Okay with all that I think I’ve rambled on at you enough for now!

To summarise; the Iron Druid Chronicles are quite an entertaining series but with a few flaws. Sometimes you get the feeling it tries too hard to make you laugh. I think this is probably a lot easier to deal with in the books where you can skim over bits, but when you’re listening to the audiobook you’re forced to hear every line of Atticus trying to speak as a lolcat to a vampire, and man is that awkward.

But the flaws shouldn’t stop you. It is a lot of fun and it’s nice to dive straight into the, pretty much non-stop, action. The world is interesting and the characters are fun. And even though there are a couple of bits that I found awkward, which were few and far between to be fair, I also found that I went through the first few books like nobody’s business and that is always a very good sign. So definitely check it out if you enjoy urban fantasy

Review: Gospel of Loki

Okay, first off, this isn’t a bad thing, but a lot of the time sentences would jump out at me in Tom Hiddleston’s voice. It was pretty cool.

Anyway, so what’s this book! It’s The Gospel of Loki by Joanne M. Harris, the first person retelling of Norse mythology, with Loki as the main character, straight from the horse’s mouth (and that’s not just a phrase in this case!).

Before we get onto the story, writings and characters themselves I just want to make a quick comment about how the book itself. I can be a bit of a nerd for how books look and feel, I think that can really bring a book together. Even if the writing is phenomenal but it looks like something a dolphin’s sat on when it was waiting for the bus then it’s going to put me off.

Thankfully, there was no dolphin. The title and look of this book work very well together. I very much like the juxtaposition of the title; The Gospel of Loki, as he is a well known fiendish liar, and yet here we have his gospel, his truthful word.

Just lovely

Equally the cover illustration is exquisite. The bold lines and solid colours of the illustration is reminiscent of a stained glass window. The illustration draws upon many elements of the story to provide a wonderfully diverse colour scheme across the cover. All in all a brilliant design for this book.

But anyway onto the actual work.

So we follow Loki all the way from his origins in the very heart of chaos right up until Ragnarok, with all the highs, lows and middle-y bits that go with it.

At first I found it slightly jarring at times that the language was quite colloquial, that sort of thing doesn’t happen so often in an epic fantasy tale. It was slightly odd to read a sentence or a piece of dialogue with the gods talking to frost giants or something similar when the dialogue read; “Okay, just, like, calm down!” Alright it wasn’t that colloquial, but you see where I’m coming from.

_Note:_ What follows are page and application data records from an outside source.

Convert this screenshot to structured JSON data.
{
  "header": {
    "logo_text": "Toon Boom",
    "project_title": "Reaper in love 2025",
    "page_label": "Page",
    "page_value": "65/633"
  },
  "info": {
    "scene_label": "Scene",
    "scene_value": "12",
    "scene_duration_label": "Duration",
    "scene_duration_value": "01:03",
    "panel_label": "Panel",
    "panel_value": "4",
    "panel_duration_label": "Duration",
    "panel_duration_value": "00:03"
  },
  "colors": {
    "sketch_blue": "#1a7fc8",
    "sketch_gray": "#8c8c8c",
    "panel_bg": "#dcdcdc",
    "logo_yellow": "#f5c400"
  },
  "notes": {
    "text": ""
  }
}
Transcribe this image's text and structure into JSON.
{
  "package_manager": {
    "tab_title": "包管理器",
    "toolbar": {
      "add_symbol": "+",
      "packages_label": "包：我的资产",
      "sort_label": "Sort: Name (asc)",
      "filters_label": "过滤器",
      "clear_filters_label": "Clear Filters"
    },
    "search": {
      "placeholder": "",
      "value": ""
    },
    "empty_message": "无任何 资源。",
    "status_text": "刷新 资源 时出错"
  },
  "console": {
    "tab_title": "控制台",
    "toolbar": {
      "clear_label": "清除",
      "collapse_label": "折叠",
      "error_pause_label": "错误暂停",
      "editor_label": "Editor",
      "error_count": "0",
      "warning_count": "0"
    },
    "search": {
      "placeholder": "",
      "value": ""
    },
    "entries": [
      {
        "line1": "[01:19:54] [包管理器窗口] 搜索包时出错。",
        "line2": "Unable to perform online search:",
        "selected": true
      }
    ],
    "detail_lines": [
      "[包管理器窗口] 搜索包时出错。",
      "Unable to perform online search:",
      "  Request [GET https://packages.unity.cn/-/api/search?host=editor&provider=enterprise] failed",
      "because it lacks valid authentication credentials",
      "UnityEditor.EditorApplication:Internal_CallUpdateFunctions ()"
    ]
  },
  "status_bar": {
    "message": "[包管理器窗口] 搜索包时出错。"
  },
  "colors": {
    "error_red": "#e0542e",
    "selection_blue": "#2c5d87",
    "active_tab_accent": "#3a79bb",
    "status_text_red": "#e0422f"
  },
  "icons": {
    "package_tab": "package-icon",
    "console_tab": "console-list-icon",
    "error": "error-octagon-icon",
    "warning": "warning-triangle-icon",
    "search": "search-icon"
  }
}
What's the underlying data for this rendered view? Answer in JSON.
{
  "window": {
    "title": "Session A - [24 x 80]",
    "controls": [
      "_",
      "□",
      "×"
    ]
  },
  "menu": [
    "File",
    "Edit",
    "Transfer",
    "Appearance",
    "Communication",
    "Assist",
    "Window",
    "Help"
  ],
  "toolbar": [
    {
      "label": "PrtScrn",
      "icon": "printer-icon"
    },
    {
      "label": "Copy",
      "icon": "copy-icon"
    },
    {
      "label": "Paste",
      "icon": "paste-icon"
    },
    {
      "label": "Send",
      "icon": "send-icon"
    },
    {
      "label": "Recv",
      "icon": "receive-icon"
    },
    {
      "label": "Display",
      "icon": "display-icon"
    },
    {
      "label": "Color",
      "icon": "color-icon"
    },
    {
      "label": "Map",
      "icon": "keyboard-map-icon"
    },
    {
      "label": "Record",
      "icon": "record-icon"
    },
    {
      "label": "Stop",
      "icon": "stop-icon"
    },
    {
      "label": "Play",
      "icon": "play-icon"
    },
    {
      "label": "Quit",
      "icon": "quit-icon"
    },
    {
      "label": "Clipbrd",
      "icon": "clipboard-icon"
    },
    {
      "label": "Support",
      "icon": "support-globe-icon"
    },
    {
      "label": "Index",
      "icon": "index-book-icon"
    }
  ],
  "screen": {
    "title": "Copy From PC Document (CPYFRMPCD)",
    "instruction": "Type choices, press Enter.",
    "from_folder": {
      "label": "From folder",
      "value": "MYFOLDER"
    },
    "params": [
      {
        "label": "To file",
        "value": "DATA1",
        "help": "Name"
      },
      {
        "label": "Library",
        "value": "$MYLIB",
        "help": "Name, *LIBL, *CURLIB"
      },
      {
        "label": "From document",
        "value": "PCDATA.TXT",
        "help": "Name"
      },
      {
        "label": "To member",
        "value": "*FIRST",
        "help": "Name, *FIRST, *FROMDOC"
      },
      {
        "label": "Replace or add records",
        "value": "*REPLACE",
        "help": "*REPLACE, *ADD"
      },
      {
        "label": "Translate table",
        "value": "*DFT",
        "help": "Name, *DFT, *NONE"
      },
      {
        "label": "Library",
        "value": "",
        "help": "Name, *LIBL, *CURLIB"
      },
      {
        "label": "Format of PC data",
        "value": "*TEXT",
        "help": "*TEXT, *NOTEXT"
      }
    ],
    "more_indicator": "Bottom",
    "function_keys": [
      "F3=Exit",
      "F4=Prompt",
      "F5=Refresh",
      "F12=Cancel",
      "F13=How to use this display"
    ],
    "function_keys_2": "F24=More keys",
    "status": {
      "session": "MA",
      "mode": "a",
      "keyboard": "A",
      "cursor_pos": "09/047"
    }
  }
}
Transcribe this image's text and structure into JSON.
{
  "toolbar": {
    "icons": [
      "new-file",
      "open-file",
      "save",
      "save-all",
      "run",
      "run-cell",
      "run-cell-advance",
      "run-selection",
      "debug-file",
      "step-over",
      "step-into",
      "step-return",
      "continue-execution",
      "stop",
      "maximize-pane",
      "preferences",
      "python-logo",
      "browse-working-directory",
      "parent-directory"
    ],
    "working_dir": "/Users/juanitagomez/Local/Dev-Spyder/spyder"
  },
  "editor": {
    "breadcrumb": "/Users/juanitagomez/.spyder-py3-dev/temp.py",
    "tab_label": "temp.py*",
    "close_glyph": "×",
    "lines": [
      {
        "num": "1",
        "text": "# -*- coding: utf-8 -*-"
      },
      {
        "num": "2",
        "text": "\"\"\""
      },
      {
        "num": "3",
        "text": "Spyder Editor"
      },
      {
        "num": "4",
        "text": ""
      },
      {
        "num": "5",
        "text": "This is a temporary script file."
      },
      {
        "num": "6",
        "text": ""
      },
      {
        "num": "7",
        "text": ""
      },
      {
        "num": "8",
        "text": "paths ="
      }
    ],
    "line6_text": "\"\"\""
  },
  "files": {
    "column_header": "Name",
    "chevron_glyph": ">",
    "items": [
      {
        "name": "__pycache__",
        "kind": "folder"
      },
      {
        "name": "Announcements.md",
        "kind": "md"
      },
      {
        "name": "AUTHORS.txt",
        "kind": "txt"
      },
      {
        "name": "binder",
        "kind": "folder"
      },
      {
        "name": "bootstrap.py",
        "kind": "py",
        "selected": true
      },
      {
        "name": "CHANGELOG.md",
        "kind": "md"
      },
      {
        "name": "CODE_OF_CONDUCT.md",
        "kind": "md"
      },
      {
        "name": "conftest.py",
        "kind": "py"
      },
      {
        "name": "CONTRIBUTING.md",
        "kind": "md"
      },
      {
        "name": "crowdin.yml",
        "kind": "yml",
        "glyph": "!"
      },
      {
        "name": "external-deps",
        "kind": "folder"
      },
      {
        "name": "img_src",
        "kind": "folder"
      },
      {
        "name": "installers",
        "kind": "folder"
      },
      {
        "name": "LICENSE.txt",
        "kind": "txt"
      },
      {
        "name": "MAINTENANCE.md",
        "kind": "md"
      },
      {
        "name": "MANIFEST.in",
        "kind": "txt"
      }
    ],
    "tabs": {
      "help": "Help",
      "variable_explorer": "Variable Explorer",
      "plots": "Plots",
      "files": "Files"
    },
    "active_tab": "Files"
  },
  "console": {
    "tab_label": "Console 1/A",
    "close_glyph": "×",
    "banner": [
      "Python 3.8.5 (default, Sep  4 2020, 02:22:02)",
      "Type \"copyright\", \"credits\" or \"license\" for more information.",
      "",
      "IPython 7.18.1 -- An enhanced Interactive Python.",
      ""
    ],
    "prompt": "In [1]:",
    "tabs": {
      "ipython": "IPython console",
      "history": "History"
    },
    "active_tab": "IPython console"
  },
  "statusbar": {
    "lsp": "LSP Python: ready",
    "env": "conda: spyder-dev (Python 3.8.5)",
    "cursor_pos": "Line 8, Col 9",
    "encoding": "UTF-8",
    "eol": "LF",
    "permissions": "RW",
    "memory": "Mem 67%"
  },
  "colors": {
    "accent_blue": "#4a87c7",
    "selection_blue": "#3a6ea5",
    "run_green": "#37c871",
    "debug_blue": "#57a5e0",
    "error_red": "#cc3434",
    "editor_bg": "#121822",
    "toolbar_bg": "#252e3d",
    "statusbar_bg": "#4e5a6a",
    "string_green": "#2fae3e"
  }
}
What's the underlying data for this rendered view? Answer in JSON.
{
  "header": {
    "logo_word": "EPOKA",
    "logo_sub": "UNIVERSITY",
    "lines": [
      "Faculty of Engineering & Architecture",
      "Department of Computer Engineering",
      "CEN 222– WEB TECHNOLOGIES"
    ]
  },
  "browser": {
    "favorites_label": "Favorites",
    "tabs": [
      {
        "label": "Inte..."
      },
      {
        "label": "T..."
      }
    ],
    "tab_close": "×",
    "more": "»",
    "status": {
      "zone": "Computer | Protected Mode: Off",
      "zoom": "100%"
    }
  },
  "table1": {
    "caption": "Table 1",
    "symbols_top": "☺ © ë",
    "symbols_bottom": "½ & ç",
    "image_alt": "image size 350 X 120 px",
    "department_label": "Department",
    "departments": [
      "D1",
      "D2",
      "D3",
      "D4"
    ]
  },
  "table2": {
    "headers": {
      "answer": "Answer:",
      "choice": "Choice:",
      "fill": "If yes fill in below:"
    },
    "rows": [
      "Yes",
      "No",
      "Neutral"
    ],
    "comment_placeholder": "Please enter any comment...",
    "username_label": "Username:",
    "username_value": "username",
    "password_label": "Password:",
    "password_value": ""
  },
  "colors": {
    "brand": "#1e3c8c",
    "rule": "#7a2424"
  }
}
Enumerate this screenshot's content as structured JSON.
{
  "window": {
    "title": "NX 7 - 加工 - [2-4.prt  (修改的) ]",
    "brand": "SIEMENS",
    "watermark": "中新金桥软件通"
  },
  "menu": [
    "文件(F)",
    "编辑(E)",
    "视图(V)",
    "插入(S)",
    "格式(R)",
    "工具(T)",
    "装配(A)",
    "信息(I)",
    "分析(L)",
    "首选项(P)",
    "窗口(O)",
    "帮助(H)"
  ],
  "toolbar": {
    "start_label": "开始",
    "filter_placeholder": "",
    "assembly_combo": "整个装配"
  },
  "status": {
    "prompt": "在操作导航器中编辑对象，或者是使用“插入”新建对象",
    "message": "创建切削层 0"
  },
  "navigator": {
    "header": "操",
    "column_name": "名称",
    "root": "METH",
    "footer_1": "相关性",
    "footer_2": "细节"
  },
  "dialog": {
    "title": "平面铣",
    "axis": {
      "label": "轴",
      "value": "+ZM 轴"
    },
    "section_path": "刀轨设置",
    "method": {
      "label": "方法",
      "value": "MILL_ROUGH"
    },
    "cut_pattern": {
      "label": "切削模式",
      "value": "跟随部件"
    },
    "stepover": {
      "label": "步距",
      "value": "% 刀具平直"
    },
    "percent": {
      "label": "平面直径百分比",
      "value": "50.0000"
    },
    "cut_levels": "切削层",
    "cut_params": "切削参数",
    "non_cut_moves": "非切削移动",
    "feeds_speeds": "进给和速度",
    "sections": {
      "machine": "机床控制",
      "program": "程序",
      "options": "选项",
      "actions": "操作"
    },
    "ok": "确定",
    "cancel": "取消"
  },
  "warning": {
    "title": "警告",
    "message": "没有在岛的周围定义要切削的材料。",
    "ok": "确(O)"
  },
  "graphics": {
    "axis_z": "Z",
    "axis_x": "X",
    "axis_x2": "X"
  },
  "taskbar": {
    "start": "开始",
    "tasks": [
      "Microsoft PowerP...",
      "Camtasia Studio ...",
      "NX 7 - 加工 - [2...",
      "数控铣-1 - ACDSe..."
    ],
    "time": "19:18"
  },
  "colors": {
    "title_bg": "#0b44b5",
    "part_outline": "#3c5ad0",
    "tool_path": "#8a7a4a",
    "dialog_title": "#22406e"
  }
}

But thankfully that doesn’t happen very often and once you’ve seen it happen a couple of times it actually fits in very well with the image of the cheeky and mischievous Loki with the silver tongue that I’m sure we’ve all come to know and love.

 

Cheeky devil

 

We start the story at the very beginning and get a nice overview of the characters, the setting and how everything generally works. Harris’ writing immediately puts you at your ease and lets you gently settle into how the tale is going to be told.

Harris very much captures the essence of the Loki character; mischievous but altogether good. It’s from the first person perspective of Loki and so comes across in pretty much all the aspects of her writing. There is never a word or phrase that doesn’t weave this image further into the book.

The storyline also presents a side of the mythology that doesn’t seem to get much of a look in nowadays. Odin is presented as a much more shady character than you would expect. This gives the book plenty of opportunity for twists and turns to keep you guessing and then keeps you guessing about guessing.

This book is very entertaining, it has all the right amounts of epic fantasy and tongue-in-cheek humour and an excellent mix of heroic and dastardly characters. Harris skillfully weaves the stereotypical evil Loki into a self-aware but misunderstood antihero with a heart of gold. Or at least a heart of fire that’s covered in gold.

I hope that you check this book out, it’s a wonderful piece by a wonderful author. Well worth your time.